This is the last thing I see before I go to sleep, and the first thing I see when I wake up.
This is the ceiling of the room I rent as a paying guest in Delhi's Greater Kailash I. It's been a year since I first set eyes on this ceiling. It was upsetting, I remember. I had been struggling to remain optimistic about my newest adventure in India, but the sight of the matte orange and disco yellow ceiling was the straw that broke the dam that was soldiering my tear glands. The colour combination made me cry. It was atrocious, aesthetically outrageous, the most depressing thing I'd ever seen.
Moving to India, that too New Delhi, was highly disorienting, but I had heard that the GK1 area was posh. It wasn't. It had potholes like the rest of Delhi, untrimmed trees, and dogs, dogs everywhere, wandering about the colony, peeing and pooping all over the place, snarling and barking at you until you felt your insides vibrate. This was not posh. The dogs chained at the entrance of my PG urinated and defecated all over the entrance to the building, and we would all have to begin our day (and end it) by playing hopscotch around excrement. It was not fun.
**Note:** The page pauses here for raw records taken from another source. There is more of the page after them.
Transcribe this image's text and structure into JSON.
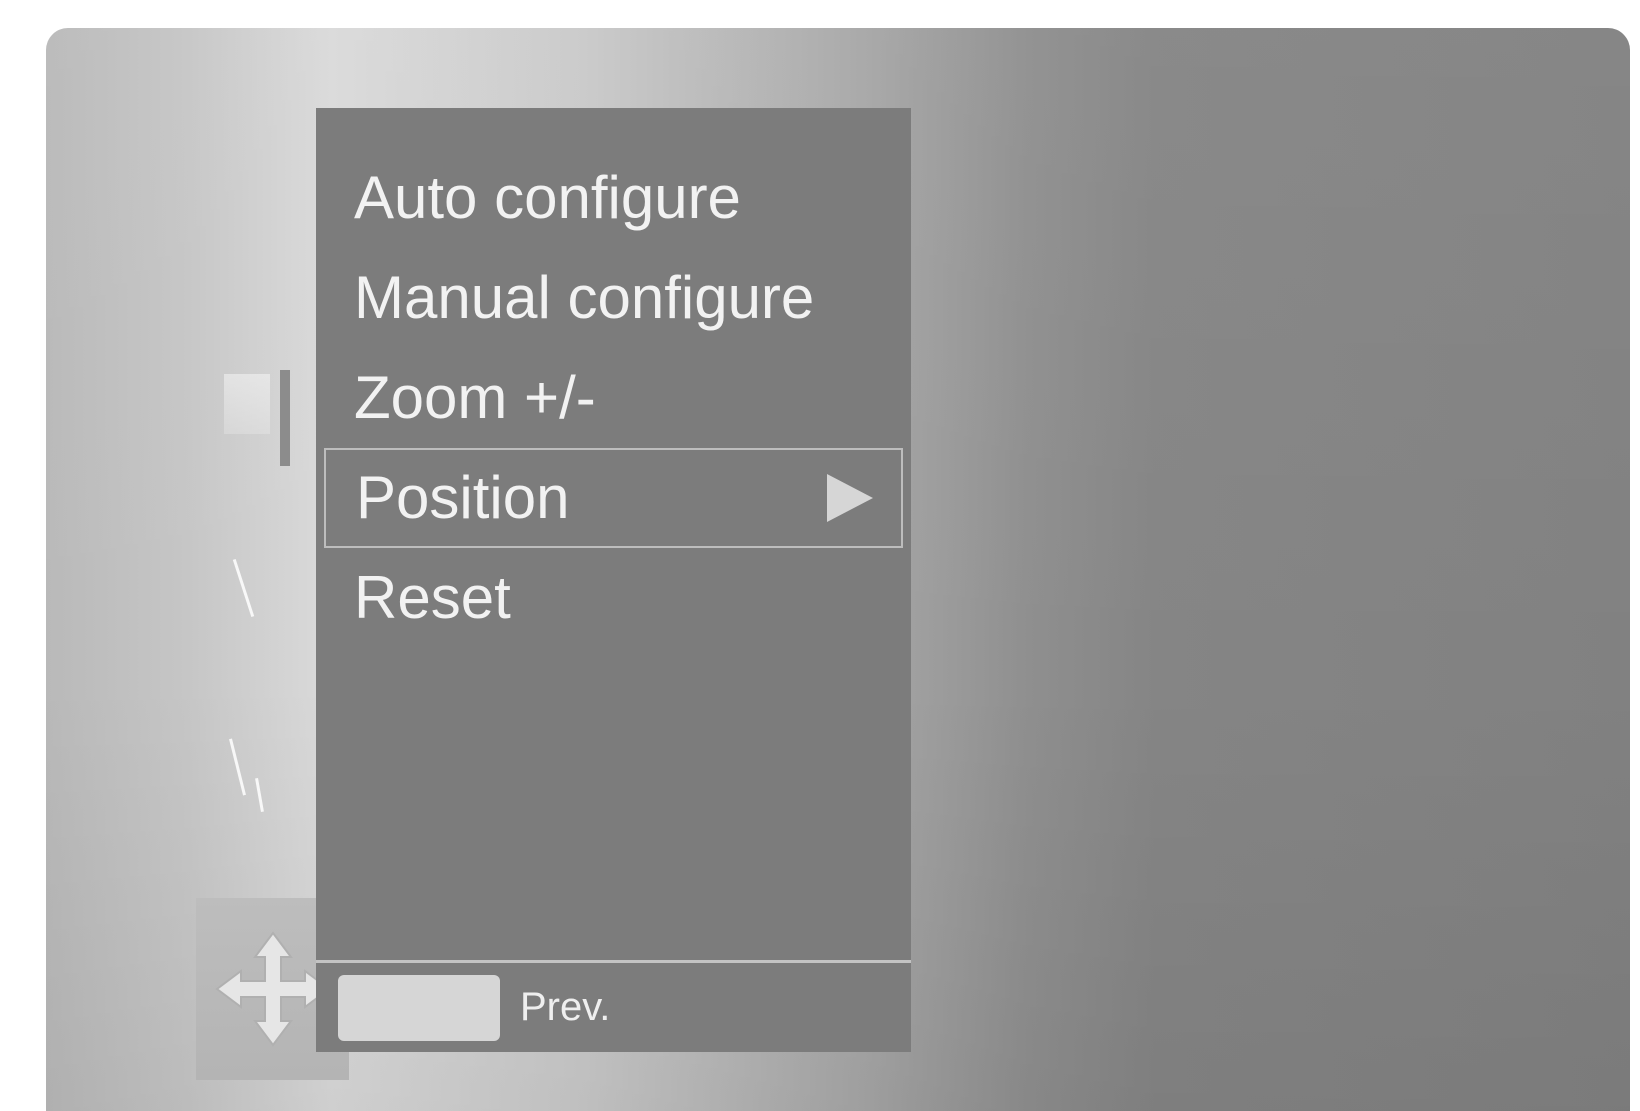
{
  "menu": {
    "items": [
      {
        "label": "Auto configure",
        "selected": false
      },
      {
        "label": "Manual configure",
        "selected": false
      },
      {
        "label": "Zoom +/-",
        "selected": false
      },
      {
        "label": "Position",
        "selected": true,
        "has_submenu": true
      },
      {
        "label": "Reset",
        "selected": false
      }
    ]
  },
  "footer": {
    "button_color": "#d6d6d6",
    "prev_label": "Prev."
  },
  "icons": {
    "category_icon": "move-arrows-icon",
    "submenu_indicator": "triangle-right-icon"
  }
}
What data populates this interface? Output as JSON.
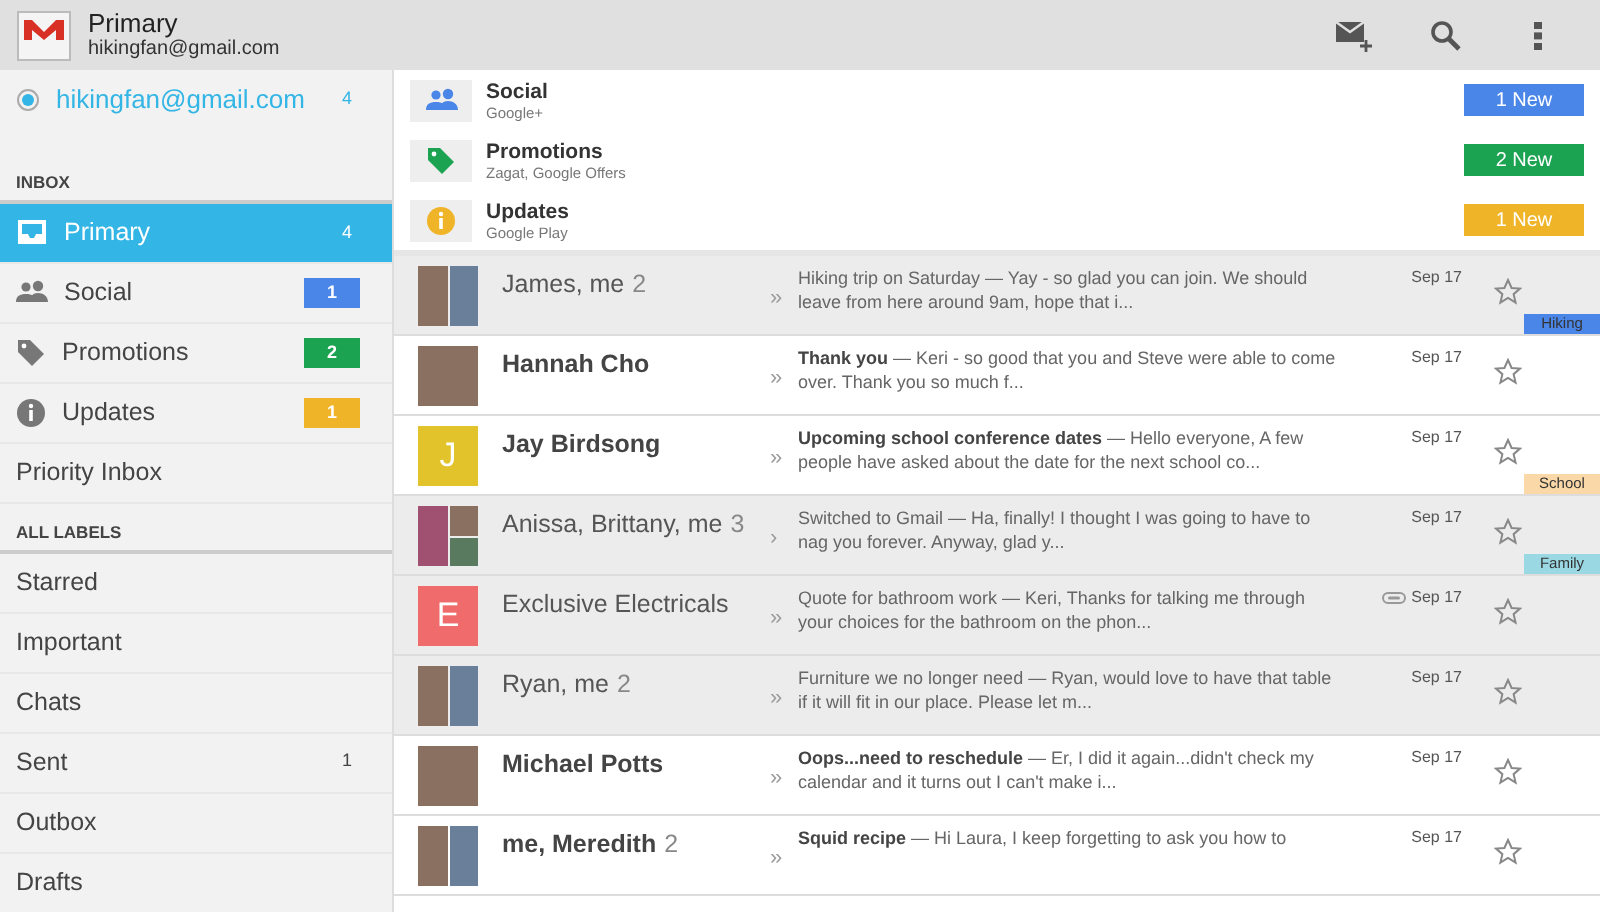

That made me want to cry, but I used to be fairly decent at hopscotch when I was a kid, so I was able to manage. But I could never forget that under all my shoes would now remain layers of animal excrement that I would be tracking along everywhere I went.
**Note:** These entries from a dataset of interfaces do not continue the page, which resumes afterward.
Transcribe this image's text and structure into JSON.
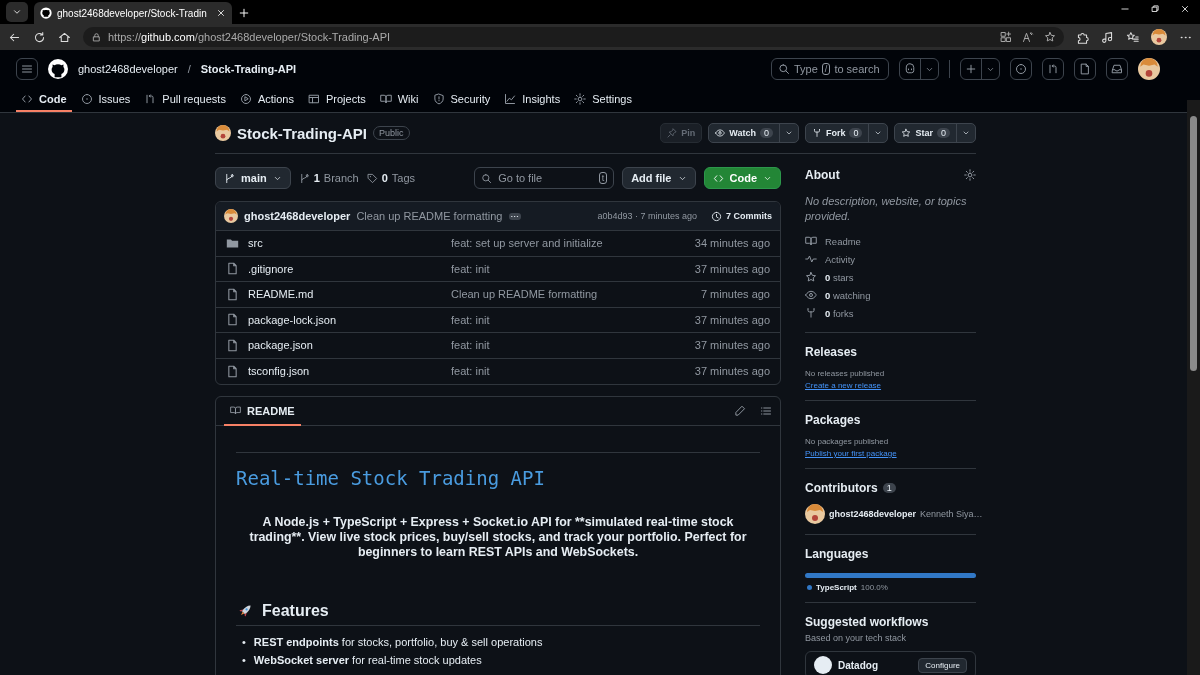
{
  "browser": {
    "tab_title": "ghost2468developer/Stock-Tradin",
    "url_scheme": "https://",
    "url_host": "github.com",
    "url_path": "/ghost2468developer/Stock-Trading-API"
  },
  "header": {
    "owner": "ghost2468developer",
    "separator": "/",
    "repo": "Stock-Trading-API",
    "search_before": "Type",
    "search_key": "/",
    "search_after": "to search"
  },
  "repo_tabs": [
    {
      "label": "Code",
      "selected": true
    },
    {
      "label": "Issues",
      "selected": false
    },
    {
      "label": "Pull requests",
      "selected": false
    },
    {
      "label": "Actions",
      "selected": false
    },
    {
      "label": "Projects",
      "selected": false
    },
    {
      "label": "Wiki",
      "selected": false
    },
    {
      "label": "Security",
      "selected": false
    },
    {
      "label": "Insights",
      "selected": false
    },
    {
      "label": "Settings",
      "selected": false
    }
  ],
  "repo": {
    "name": "Stock-Trading-API",
    "visibility": "Public",
    "actions": [
      {
        "kind": "pin",
        "label": "Pin",
        "disabled": true
      },
      {
        "kind": "eye",
        "label": "Watch",
        "count": "0",
        "disabled": false
      },
      {
        "kind": "fork",
        "label": "Fork",
        "count": "0",
        "disabled": false
      },
      {
        "kind": "star",
        "label": "Star",
        "count": "0",
        "disabled": false
      }
    ]
  },
  "toolbar": {
    "branch": "main",
    "branch_count": "1",
    "branch_label": "Branch",
    "tag_count": "0",
    "tag_label": "Tags",
    "goto_placeholder": "Go to file",
    "goto_key": "t",
    "add_file": "Add file",
    "code": "Code"
  },
  "commit": {
    "author": "ghost2468developer",
    "message": "Clean up README formatting",
    "meta": "a0b4d93 · 7 minutes ago",
    "commits": "7 Commits"
  },
  "files": [
    {
      "kind": "folder",
      "name": "src",
      "message": "feat: set up server and initialize",
      "age": "34 minutes ago"
    },
    {
      "kind": "file",
      "name": ".gitignore",
      "message": "feat: init",
      "age": "37 minutes ago"
    },
    {
      "kind": "file",
      "name": "README.md",
      "message": "Clean up README formatting",
      "age": "7 minutes ago"
    },
    {
      "kind": "file",
      "name": "package-lock.json",
      "message": "feat: init",
      "age": "37 minutes ago"
    },
    {
      "kind": "file",
      "name": "package.json",
      "message": "feat: init",
      "age": "37 minutes ago"
    },
    {
      "kind": "file",
      "name": "tsconfig.json",
      "message": "feat: init",
      "age": "37 minutes ago"
    }
  ],
  "readme": {
    "tab": "README",
    "title": "Real-time Stock Trading API",
    "intro": "A Node.js + TypeScript + Express + Socket.io API for **simulated real-time stock trading**. View live stock prices, buy/sell stocks, and track your portfolio. Perfect for beginners to learn REST APIs and WebSockets.",
    "features_heading": "Features",
    "features": [
      {
        "marker": "•",
        "text": "**REST endpoints** for stocks, portfolio, buy & sell operations"
      },
      {
        "marker": "•",
        "text": "**WebSocket server** for real-time stock updates"
      }
    ]
  },
  "about": {
    "heading": "About",
    "description": "No description, website, or topics provided.",
    "stats": [
      {
        "kind": "readme",
        "label": "Readme"
      },
      {
        "kind": "activity",
        "label": "Activity"
      },
      {
        "kind": "star",
        "label": "**0** stars"
      },
      {
        "kind": "eye",
        "label": "**0** watching"
      },
      {
        "kind": "fork",
        "label": "**0** forks"
      }
    ]
  },
  "releases": {
    "heading": "Releases",
    "note": "No releases published",
    "link": "Create a new release"
  },
  "packages": {
    "heading": "Packages",
    "note": "No packages published",
    "link": "Publish your first package"
  },
  "contributors": {
    "heading": "Contributors",
    "count": "1",
    "items": [
      {
        "login": "ghost2468developer",
        "name": "Kenneth Siya…"
      }
    ]
  },
  "languages": {
    "heading": "Languages",
    "items": [
      {
        "name": "TypeScript",
        "percent": "100.0%",
        "color": "#3178c6",
        "level": 1
      }
    ]
  },
  "workflows": {
    "heading": "Suggested workflows",
    "subtitle": "Based on your tech stack",
    "items": [
      {
        "name": "Datadog",
        "button": "Configure"
      }
    ]
  }
}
Over the past year, I have shared my room not just with my roommate, but with lizards, spiders, rats large enough to be teenage rabbits, and airborne cockroaches. There used to be a couple of roosters who'd crow all day and night long outside our window, but those were taken care of some time ago, hopefully with delicious sauces. Last week I screamed a purely instinctive scream when I encountered a rat scuttling up the bannister of the staircase I was descending. I am not a screamer, so I wondered about that experience. A few days earlier, a friend had screamed as another rat (or maybe the same one?) had fallen off of the clothes that were hanging on the clothesrack behind her door, just like that, like it was the most normal thing to do, like rats plop off of clothesracks all over the world all the time.